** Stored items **
────────────────
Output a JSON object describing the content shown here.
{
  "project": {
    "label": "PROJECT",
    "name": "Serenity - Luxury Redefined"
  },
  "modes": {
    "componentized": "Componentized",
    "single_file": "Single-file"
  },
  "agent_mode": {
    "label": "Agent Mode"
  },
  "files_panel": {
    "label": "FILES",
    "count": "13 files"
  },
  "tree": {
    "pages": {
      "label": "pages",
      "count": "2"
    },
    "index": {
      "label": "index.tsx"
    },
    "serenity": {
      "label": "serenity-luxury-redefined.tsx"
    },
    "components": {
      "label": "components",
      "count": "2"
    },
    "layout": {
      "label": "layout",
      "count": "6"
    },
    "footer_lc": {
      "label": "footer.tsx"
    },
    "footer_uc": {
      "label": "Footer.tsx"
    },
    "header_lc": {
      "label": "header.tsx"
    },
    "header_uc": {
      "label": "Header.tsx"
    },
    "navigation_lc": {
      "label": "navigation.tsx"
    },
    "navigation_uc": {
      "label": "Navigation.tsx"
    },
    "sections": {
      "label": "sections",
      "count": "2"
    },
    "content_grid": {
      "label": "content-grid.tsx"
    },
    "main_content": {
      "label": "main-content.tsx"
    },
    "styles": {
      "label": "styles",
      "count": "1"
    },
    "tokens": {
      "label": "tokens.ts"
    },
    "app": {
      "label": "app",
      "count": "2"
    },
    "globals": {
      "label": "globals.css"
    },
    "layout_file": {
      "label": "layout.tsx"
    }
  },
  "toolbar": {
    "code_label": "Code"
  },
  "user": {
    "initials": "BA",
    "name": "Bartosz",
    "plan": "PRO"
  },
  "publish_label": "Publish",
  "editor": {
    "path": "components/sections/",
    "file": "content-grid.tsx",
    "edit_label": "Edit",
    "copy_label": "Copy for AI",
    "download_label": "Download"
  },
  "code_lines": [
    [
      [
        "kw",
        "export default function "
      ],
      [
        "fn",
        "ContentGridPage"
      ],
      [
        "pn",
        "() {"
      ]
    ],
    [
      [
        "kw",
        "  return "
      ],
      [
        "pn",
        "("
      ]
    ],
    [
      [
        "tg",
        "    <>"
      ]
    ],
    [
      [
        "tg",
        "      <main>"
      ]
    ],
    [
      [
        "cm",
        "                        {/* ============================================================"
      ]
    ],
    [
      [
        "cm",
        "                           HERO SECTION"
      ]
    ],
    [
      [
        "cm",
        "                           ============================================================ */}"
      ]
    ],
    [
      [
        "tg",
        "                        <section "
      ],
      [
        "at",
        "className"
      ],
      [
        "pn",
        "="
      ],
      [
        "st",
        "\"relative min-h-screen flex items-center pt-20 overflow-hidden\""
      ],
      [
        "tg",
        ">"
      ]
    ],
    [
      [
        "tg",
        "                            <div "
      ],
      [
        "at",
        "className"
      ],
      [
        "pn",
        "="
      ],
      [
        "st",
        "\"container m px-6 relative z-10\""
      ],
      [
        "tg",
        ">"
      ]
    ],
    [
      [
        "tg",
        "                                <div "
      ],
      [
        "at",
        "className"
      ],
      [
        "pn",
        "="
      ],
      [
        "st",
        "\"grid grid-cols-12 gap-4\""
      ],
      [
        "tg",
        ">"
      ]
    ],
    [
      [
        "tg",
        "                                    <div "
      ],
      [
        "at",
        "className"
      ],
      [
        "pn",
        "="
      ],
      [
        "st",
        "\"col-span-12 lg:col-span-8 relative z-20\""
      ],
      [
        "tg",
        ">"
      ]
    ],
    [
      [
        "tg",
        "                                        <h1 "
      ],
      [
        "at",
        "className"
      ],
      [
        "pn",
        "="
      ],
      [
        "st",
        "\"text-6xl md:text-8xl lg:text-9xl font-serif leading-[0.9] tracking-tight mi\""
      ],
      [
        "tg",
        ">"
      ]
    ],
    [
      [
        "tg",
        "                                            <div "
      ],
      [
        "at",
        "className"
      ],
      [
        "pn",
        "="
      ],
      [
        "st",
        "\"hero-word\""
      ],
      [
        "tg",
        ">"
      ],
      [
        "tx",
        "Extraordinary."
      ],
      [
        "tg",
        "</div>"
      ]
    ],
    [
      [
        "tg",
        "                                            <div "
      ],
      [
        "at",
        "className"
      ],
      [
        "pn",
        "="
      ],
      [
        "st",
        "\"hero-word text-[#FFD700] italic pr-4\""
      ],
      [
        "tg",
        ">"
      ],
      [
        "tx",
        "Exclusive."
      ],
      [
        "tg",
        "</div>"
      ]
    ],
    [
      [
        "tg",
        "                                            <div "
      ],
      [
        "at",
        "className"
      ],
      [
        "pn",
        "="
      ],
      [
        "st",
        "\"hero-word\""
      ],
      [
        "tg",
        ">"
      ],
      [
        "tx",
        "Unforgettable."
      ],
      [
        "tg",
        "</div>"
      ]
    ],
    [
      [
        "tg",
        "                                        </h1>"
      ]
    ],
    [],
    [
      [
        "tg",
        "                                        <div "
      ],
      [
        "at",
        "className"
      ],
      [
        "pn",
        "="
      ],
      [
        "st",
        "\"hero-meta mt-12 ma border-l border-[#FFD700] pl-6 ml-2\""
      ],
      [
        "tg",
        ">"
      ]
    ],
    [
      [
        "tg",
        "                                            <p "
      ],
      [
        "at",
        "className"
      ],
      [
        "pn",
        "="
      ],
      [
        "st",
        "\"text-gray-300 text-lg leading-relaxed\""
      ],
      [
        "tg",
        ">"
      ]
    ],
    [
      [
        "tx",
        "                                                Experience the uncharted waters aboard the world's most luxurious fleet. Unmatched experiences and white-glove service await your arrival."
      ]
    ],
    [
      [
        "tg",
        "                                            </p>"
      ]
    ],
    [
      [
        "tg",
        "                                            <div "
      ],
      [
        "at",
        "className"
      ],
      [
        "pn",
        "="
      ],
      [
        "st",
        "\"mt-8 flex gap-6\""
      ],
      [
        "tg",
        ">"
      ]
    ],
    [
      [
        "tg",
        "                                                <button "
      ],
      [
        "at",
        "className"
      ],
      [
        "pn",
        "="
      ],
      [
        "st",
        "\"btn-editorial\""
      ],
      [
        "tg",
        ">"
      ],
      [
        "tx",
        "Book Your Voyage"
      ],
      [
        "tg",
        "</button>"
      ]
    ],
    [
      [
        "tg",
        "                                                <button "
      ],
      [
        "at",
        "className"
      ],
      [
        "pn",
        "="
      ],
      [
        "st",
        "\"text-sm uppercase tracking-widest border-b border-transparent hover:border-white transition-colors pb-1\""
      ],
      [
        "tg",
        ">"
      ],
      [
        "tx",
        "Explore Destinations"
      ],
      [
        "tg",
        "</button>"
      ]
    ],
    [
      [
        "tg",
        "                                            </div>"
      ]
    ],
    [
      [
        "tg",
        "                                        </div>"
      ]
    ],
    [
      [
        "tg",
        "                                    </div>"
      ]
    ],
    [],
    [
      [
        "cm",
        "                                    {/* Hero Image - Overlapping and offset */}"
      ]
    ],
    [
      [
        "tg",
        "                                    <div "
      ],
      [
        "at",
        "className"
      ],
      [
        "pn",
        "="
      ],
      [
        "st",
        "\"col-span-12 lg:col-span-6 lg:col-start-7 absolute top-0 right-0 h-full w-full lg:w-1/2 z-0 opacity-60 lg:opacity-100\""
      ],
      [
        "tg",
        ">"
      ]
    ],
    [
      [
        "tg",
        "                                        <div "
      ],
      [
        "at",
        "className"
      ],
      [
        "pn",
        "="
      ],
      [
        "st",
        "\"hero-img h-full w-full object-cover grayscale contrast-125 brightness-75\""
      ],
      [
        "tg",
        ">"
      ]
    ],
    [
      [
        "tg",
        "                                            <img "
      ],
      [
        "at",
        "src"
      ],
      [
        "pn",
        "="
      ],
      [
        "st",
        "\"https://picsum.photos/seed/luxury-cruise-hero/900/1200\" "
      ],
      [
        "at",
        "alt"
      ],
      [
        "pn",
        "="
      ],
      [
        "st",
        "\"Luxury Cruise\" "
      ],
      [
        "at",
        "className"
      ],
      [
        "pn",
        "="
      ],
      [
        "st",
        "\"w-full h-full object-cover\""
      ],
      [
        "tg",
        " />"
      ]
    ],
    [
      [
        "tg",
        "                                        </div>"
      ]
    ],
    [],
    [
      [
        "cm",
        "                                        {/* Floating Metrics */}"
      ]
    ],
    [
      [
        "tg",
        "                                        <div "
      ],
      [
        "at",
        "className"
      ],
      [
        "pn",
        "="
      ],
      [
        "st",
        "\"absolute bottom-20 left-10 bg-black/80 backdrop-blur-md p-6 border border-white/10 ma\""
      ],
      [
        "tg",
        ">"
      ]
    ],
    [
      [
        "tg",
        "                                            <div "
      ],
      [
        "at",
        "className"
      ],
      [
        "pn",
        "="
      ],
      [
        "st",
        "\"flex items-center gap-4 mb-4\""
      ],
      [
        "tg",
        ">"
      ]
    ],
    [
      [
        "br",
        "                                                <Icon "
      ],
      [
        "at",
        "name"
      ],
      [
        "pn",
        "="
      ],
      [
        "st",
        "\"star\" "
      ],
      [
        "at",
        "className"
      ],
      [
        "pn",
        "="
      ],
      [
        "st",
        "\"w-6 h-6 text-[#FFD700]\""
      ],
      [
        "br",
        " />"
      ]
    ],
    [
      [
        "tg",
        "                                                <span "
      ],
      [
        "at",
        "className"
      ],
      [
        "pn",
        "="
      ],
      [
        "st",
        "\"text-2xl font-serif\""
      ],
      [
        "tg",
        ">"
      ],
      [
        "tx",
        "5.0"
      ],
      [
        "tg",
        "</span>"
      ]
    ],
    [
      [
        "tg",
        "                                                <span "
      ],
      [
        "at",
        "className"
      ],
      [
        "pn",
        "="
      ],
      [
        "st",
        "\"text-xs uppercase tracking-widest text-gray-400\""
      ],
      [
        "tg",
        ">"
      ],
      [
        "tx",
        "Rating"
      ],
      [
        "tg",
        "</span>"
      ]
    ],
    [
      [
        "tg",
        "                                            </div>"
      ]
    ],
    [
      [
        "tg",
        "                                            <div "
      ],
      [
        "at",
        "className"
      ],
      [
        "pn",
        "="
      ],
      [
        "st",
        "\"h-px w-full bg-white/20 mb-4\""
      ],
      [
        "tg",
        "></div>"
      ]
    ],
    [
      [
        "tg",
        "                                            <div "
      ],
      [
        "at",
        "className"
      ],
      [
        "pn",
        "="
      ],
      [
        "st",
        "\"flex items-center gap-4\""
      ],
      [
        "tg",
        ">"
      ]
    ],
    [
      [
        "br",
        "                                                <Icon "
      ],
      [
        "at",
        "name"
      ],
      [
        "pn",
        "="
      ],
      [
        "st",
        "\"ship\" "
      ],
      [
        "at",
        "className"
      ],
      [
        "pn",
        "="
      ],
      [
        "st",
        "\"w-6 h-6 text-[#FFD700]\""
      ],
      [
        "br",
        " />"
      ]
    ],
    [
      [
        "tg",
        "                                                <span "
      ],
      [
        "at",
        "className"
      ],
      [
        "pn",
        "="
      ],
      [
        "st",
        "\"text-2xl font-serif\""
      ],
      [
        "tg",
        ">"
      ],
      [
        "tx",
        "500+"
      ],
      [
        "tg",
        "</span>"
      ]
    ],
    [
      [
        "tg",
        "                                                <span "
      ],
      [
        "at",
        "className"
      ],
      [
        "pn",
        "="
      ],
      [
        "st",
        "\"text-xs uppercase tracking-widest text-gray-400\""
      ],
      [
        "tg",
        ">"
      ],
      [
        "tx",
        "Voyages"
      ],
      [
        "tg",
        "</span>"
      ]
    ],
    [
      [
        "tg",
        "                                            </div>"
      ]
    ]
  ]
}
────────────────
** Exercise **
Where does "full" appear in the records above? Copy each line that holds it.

** Exercise output **
        "\"col-span-12 lg:col-span-6 lg:col-start-7 absolute top-0 right-0 h-full w-full lg:w-1/2 z-0 opacity-60 lg:opacity-100\""
        "\"hero-img h-full w-full object-cover grayscale contrast-125 brightness-75\""
        "\"w-full h-full object-cover\""
        "\"h-px w-full bg-white/20 mb-4\""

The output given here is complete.